### About this exercise
Scan the listing for the word "cinfin" and report every line that contains it.

*** Opening Entries supplied ***

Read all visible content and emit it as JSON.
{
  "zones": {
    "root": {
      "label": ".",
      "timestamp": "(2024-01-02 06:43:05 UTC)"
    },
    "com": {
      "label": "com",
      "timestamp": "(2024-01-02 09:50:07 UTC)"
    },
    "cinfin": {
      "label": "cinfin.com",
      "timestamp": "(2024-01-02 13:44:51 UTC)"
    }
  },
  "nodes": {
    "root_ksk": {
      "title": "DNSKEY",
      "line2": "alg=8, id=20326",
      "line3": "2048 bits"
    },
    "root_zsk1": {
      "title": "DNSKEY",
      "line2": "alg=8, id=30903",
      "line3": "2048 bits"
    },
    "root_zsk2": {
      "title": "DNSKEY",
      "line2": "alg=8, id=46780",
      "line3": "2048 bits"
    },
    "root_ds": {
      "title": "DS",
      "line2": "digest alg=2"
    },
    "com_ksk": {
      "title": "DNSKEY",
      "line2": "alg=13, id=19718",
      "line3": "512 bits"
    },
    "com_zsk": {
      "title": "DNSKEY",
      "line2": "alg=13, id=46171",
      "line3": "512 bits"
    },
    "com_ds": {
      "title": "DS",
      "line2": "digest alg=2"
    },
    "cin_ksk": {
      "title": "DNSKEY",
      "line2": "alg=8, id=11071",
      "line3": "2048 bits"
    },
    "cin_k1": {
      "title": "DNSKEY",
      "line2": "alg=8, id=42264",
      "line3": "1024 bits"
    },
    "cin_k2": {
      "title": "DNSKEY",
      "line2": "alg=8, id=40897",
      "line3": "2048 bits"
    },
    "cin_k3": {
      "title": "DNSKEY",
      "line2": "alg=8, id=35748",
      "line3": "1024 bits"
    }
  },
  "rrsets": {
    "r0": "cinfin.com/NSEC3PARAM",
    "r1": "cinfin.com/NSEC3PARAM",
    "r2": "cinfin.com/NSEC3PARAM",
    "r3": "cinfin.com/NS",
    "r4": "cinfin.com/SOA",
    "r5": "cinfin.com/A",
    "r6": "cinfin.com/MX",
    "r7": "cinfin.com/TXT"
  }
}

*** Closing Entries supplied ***

### Expected answer
    "cinfin": {
      "label": "cinfin.com",
    "r0": "cinfin.com/NSEC3PARAM",
    "r1": "cinfin.com/NSEC3PARAM",
    "r2": "cinfin.com/NSEC3PARAM",
    "r3": "cinfin.com/NS",
    "r4": "cinfin.com/SOA",
    "r5": "cinfin.com/A",
    "r6": "cinfin.com/MX",
    "r7": "cinfin.com/TXT"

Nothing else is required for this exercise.